Work request:
Please copy every line with the string "JSON" from the entries below.

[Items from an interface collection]
╭──

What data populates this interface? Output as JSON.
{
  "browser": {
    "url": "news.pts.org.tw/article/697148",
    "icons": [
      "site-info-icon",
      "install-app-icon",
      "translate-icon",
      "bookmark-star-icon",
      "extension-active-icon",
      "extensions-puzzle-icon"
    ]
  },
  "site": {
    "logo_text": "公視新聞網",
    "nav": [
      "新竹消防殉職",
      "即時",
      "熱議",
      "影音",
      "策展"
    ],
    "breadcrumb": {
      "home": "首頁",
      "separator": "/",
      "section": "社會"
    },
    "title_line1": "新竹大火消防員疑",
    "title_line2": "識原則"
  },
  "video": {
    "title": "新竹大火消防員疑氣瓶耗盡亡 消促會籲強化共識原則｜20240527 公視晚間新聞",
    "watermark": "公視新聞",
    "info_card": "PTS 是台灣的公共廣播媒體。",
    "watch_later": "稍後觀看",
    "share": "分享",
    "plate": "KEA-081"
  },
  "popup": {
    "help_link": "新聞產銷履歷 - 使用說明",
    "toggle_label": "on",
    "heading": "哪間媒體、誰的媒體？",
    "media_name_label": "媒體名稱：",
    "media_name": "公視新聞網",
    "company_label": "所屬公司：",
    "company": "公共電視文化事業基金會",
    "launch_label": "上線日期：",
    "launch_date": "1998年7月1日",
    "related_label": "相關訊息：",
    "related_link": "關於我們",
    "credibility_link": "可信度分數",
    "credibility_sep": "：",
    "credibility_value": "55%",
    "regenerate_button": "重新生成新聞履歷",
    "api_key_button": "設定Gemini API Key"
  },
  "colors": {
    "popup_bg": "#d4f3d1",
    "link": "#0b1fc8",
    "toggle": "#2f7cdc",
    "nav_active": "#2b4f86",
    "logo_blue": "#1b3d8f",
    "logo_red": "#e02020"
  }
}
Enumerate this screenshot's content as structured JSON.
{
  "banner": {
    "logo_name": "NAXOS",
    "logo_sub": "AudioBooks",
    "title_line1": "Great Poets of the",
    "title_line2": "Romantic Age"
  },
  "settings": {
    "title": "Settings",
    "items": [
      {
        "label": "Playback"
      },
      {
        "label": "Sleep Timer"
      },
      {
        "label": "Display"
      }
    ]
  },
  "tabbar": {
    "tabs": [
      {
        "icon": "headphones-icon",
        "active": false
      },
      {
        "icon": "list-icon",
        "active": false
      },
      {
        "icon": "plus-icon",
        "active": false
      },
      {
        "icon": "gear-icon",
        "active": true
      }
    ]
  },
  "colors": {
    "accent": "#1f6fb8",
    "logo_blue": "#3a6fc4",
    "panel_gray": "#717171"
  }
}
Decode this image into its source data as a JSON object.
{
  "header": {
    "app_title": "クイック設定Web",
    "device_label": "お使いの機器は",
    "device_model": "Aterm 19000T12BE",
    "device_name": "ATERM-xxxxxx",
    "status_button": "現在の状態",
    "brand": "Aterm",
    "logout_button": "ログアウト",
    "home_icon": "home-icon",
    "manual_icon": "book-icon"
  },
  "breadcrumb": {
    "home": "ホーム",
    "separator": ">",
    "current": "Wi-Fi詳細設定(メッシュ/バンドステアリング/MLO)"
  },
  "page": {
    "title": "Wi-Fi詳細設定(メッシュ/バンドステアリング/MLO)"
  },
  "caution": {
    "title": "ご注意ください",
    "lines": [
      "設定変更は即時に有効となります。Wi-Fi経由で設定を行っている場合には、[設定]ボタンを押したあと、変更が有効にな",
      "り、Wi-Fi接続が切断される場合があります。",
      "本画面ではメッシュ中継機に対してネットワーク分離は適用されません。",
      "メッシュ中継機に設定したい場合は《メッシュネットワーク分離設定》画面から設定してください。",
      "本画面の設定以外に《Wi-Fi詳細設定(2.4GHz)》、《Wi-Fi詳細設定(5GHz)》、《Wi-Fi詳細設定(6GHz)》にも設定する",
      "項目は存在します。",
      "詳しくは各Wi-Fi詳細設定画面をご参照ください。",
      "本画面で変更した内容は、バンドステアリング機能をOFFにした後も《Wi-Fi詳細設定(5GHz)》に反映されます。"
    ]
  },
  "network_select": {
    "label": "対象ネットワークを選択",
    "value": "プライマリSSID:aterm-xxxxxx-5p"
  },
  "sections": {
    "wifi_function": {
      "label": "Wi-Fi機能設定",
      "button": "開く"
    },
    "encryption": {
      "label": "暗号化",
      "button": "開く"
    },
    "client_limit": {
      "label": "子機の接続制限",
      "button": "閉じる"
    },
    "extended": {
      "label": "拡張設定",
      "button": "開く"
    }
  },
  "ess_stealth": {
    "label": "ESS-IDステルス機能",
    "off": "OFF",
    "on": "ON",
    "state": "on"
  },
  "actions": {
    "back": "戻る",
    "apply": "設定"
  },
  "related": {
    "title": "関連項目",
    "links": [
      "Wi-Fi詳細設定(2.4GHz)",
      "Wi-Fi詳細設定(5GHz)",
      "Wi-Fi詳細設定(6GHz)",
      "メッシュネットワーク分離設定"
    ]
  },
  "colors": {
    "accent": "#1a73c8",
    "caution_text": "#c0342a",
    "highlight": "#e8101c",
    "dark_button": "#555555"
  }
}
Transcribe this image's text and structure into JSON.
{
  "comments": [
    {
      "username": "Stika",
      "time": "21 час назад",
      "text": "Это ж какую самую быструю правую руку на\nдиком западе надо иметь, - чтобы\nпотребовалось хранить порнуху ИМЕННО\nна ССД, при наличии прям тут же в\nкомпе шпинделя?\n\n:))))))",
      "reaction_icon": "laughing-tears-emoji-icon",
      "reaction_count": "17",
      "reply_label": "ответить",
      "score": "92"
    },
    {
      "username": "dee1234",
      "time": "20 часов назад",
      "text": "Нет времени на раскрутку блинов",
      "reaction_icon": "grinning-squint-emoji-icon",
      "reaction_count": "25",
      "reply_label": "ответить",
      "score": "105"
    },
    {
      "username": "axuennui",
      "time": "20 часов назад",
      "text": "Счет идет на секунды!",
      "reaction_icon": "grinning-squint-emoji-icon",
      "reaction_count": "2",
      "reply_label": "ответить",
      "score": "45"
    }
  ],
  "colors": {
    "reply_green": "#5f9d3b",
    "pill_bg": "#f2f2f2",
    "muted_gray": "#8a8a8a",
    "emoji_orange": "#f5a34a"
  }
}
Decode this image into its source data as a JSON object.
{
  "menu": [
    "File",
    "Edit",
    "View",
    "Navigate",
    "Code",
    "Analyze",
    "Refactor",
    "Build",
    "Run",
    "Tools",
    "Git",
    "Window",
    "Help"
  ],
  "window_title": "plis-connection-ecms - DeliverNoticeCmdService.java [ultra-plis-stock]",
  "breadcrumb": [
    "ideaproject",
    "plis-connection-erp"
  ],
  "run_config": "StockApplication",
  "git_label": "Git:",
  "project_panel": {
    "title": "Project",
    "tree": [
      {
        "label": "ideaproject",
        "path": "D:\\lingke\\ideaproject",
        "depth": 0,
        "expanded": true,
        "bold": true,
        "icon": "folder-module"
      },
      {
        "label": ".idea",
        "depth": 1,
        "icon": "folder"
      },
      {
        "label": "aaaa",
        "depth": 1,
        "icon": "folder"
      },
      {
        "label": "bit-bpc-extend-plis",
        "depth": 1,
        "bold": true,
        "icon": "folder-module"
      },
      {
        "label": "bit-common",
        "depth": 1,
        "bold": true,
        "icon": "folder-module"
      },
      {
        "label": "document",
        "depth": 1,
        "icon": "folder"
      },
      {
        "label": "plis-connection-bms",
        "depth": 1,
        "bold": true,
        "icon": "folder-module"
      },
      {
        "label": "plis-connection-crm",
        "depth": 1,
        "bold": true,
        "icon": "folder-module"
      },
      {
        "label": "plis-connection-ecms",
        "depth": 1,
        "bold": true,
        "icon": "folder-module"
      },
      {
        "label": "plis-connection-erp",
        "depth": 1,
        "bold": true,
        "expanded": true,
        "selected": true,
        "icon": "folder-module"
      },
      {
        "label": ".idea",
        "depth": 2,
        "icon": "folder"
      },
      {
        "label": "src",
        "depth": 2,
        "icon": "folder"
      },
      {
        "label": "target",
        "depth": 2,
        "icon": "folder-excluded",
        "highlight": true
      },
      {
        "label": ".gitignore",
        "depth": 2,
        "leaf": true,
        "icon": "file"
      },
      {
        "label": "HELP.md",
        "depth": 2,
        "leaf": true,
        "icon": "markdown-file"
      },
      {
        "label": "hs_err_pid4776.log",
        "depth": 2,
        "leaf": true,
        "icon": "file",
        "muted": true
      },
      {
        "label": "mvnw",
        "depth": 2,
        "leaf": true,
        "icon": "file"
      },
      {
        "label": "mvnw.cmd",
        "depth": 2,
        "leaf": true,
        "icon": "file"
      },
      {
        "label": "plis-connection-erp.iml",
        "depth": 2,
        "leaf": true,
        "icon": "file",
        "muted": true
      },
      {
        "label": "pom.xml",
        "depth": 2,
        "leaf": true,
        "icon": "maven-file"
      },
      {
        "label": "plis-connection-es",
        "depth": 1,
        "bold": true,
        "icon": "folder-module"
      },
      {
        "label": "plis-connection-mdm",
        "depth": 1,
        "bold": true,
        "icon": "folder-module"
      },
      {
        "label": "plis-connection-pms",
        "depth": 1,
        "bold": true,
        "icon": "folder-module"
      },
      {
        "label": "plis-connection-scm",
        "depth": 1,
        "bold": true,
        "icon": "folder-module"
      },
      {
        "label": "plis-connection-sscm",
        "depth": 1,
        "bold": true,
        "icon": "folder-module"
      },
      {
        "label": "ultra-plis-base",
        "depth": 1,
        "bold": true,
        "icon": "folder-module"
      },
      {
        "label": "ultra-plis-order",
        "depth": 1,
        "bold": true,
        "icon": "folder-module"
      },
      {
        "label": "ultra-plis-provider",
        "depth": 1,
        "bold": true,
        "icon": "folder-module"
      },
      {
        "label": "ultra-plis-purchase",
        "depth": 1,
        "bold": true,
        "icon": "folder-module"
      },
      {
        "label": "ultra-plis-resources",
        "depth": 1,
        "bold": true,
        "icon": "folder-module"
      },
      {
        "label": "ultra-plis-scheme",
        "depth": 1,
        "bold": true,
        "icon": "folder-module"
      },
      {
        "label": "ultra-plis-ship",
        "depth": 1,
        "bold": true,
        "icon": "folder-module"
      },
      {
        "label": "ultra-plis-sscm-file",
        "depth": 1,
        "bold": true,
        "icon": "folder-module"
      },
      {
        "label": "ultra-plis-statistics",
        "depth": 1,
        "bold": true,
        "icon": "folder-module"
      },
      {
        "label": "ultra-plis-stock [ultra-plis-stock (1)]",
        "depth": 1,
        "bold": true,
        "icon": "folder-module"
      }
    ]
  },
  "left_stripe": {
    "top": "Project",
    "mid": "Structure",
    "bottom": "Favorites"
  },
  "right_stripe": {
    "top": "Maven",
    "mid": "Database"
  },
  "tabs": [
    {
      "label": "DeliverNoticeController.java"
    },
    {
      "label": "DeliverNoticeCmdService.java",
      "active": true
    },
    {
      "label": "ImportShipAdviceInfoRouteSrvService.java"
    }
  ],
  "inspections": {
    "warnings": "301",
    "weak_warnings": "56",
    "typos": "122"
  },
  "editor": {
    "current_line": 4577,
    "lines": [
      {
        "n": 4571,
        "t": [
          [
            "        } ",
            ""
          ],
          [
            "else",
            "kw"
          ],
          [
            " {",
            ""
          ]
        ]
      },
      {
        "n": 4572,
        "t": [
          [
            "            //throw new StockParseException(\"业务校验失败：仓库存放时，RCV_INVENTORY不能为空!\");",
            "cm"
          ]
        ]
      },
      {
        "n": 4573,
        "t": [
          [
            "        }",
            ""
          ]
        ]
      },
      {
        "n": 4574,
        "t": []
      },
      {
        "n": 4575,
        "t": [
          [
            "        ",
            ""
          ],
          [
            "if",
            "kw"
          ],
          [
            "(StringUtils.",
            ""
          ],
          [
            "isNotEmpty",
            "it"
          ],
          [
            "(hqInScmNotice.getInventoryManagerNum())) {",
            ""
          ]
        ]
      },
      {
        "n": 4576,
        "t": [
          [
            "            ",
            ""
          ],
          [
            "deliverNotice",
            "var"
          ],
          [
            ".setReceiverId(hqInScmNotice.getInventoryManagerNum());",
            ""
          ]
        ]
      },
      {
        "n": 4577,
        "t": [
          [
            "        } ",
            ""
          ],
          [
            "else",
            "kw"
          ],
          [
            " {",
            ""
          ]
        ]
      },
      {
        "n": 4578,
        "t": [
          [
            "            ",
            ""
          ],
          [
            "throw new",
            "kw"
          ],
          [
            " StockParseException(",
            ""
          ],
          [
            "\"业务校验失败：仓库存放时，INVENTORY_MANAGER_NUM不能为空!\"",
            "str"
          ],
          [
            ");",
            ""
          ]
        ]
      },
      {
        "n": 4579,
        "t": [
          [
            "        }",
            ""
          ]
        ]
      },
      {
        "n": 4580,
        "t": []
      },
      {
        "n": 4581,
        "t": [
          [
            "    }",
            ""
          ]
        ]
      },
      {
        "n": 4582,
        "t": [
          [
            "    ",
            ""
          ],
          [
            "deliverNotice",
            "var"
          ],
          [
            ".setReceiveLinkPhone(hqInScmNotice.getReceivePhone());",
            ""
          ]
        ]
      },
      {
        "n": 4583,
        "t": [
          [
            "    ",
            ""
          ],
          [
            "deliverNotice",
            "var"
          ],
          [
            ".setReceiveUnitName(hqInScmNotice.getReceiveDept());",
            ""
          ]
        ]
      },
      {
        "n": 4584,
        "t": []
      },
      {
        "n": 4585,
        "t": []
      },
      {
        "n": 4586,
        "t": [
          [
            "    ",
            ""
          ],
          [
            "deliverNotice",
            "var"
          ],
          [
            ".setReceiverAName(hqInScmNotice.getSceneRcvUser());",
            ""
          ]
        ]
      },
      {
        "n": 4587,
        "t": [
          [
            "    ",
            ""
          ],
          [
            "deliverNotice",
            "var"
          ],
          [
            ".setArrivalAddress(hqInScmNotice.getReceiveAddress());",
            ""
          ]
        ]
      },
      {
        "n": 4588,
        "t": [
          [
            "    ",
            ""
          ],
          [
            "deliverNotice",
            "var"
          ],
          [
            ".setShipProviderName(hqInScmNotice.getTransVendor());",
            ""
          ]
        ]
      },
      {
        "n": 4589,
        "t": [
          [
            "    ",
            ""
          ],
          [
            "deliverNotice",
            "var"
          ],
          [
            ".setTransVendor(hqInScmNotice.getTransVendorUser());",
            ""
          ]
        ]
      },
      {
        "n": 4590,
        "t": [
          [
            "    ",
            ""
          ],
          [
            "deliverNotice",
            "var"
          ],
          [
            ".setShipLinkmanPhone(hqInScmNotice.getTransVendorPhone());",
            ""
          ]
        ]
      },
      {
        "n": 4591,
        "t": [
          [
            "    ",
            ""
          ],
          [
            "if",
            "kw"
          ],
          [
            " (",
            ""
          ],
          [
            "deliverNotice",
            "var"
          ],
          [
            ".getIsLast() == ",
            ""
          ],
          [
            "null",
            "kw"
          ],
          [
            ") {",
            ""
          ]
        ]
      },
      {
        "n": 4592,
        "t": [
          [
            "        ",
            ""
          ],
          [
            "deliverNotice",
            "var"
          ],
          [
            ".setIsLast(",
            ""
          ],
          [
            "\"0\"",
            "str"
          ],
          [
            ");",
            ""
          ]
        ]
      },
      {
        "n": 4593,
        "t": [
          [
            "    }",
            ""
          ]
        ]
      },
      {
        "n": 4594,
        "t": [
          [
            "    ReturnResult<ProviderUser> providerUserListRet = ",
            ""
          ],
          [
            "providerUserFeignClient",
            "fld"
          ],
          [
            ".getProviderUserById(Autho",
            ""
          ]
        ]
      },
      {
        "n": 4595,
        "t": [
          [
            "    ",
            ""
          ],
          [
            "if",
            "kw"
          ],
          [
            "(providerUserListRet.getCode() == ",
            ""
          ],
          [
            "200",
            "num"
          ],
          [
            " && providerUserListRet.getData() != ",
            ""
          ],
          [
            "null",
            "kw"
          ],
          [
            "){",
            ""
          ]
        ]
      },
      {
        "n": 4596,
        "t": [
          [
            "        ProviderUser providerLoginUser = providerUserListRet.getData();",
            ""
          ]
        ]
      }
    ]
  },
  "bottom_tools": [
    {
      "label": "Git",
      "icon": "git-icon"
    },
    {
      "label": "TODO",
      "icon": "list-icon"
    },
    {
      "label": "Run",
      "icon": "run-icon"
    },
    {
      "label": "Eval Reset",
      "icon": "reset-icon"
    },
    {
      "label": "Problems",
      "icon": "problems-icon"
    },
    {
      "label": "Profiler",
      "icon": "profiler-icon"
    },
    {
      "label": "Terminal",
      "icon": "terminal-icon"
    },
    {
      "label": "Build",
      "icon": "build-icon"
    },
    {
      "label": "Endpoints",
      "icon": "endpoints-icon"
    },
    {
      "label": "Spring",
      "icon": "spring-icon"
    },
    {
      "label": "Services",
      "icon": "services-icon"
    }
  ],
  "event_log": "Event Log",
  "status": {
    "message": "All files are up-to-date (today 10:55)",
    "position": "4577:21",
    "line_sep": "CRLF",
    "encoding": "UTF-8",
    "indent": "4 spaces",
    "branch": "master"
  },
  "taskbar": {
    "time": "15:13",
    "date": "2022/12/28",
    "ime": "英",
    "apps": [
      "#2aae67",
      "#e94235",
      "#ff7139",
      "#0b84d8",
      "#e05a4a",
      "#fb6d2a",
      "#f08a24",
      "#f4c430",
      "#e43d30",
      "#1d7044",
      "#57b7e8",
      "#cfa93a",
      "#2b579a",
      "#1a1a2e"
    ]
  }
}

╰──

Solution to this problem:
What data populates this interface? Output as JSON.
Enumerate this screenshot's content as structured JSON.
Decode this image into its source data as a JSON object.
Transcribe this image's text and structure into JSON.
Decode this image into its source data as a JSON object.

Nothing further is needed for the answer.